- _Task goal_
When a line in the listing contains the string "speedtest", pick it out and copy it.

- _Records for the task_
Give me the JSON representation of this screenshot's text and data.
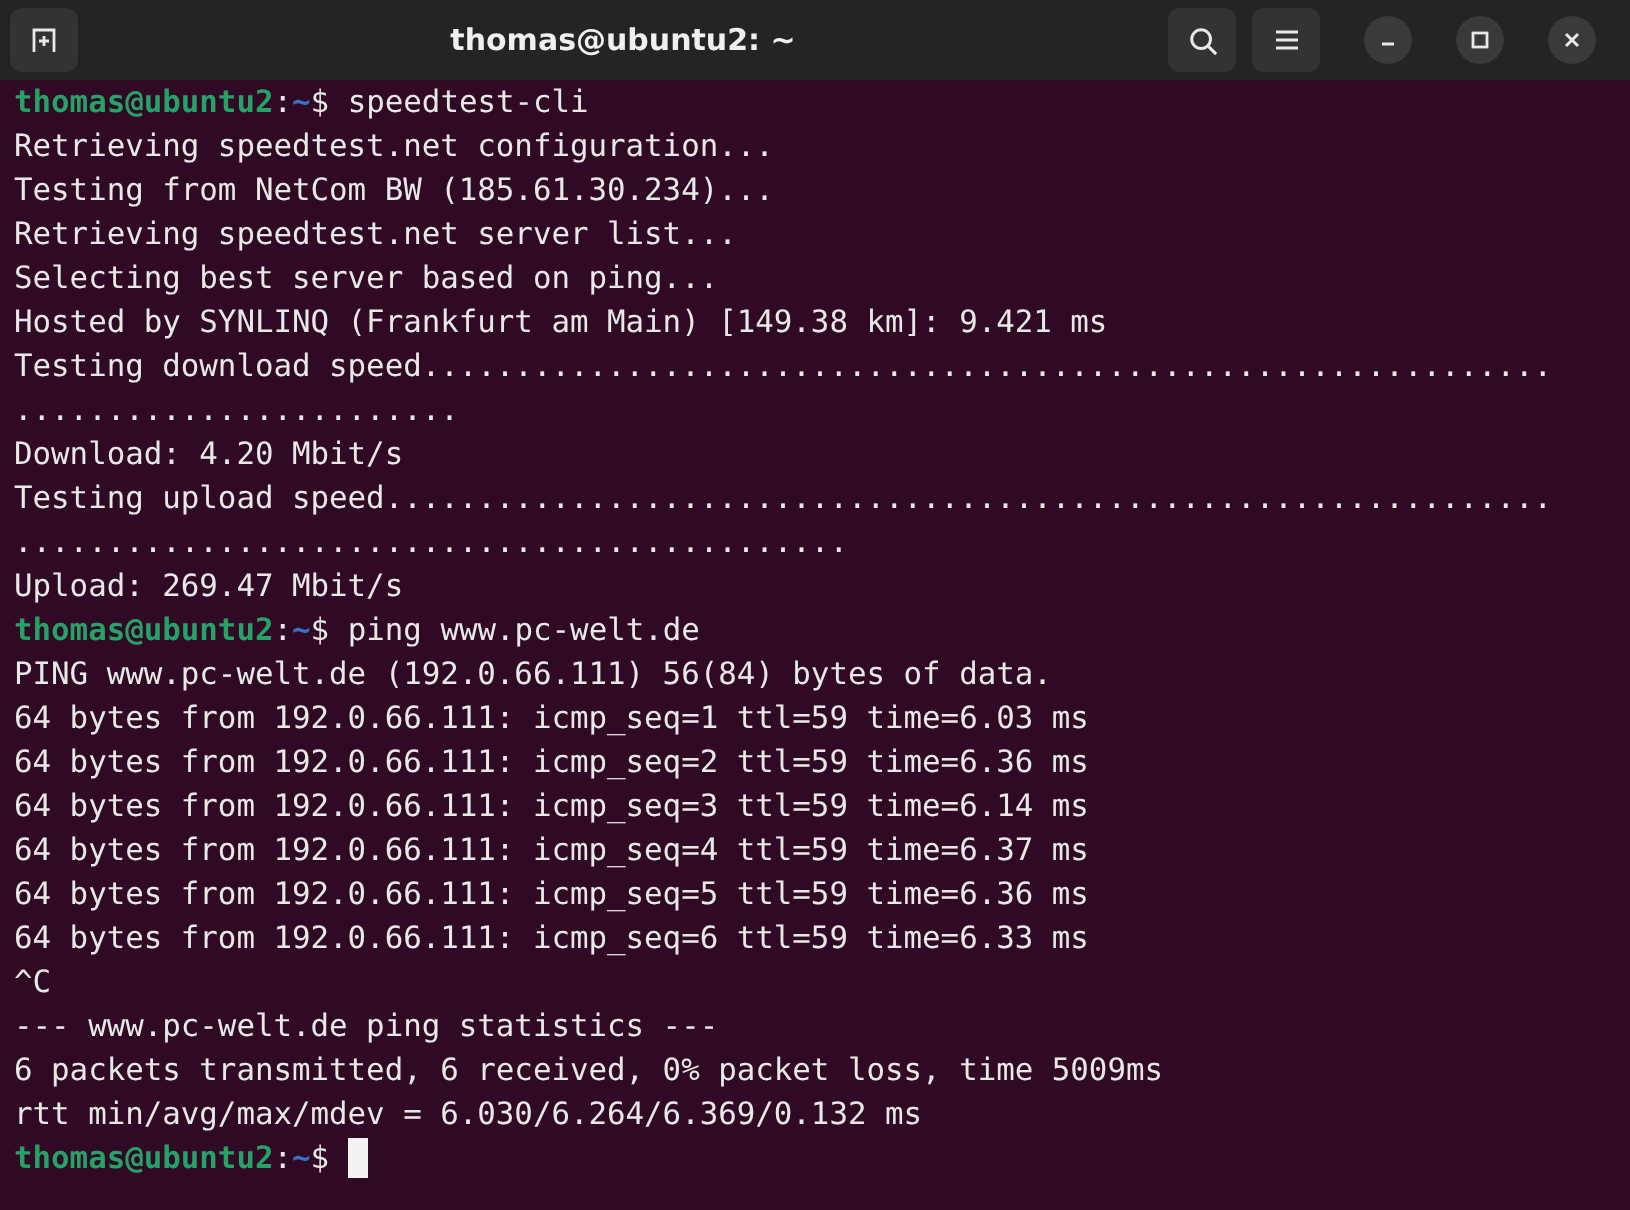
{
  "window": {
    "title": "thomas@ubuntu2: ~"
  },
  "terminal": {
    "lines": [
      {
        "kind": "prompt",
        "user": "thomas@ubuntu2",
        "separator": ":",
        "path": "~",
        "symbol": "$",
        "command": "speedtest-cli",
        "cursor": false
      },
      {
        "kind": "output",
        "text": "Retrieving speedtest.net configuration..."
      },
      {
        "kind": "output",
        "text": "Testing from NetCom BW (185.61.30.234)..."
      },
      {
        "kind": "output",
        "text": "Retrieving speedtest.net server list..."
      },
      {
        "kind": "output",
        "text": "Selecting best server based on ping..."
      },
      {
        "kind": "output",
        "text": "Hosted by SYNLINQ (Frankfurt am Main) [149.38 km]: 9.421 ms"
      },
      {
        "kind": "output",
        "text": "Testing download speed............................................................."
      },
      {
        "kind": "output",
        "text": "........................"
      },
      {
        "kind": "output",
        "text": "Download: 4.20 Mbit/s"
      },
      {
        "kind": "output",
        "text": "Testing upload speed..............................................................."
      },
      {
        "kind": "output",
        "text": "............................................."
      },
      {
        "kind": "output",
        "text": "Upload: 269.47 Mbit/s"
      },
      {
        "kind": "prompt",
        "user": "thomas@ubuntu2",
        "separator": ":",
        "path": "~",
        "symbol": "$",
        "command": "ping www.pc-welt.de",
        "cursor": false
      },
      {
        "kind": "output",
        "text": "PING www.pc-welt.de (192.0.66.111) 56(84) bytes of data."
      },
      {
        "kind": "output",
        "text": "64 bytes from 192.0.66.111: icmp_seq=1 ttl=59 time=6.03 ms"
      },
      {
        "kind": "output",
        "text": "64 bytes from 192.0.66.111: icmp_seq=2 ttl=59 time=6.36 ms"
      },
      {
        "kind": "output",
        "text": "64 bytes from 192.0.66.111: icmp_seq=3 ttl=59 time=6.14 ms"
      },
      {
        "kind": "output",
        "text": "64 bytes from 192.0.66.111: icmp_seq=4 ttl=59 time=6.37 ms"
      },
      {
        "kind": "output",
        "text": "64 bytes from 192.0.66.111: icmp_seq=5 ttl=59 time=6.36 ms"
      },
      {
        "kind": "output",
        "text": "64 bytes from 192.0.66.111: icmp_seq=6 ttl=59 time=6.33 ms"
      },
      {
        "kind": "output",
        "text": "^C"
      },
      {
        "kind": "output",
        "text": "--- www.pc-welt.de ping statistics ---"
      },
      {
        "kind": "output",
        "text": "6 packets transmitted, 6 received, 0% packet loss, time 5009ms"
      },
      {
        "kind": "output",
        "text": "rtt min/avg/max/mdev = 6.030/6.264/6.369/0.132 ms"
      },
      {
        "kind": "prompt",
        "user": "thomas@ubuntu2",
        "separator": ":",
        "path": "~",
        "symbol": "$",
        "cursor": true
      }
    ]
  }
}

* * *

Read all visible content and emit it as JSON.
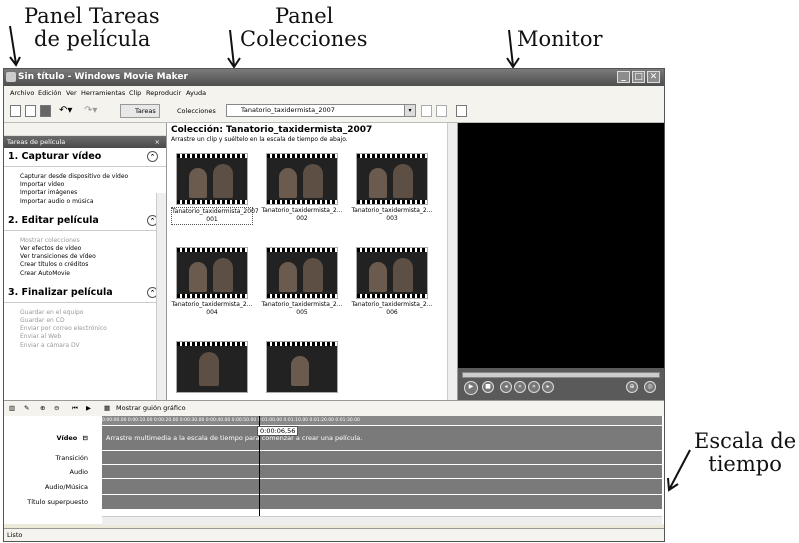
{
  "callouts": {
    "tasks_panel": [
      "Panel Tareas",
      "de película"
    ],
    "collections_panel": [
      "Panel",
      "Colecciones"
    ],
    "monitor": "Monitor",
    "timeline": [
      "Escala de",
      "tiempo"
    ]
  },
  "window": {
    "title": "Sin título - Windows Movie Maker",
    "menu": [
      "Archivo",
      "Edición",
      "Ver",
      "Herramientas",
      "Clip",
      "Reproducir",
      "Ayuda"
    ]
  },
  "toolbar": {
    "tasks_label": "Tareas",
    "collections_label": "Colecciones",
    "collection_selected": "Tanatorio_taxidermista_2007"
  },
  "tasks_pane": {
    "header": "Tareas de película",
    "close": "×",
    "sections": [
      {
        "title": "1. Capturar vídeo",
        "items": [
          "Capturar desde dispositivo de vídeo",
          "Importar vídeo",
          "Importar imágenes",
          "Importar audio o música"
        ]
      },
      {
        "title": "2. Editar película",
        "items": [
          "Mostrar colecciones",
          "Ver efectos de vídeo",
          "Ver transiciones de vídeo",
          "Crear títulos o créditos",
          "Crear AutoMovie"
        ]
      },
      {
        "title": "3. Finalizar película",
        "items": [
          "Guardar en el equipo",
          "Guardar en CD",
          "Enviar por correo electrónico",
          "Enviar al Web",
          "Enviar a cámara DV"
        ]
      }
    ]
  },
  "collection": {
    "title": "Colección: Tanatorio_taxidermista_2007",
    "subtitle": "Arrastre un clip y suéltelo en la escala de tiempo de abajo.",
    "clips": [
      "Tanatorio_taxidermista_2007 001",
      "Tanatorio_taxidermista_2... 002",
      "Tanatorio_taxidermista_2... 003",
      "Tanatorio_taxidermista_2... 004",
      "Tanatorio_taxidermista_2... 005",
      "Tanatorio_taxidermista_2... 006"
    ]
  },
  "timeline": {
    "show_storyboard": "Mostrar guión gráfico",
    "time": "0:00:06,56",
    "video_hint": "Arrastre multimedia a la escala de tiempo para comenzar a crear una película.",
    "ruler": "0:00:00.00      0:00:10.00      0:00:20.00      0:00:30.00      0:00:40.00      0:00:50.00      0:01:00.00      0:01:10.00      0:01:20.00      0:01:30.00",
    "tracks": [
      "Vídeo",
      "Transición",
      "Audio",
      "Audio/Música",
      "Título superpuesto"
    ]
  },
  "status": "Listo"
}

- _Solution below_
        "command": "speedtest-cli",
        "text": "Retrieving speedtest.net configuration..."
        "text": "Retrieving speedtest.net server list..."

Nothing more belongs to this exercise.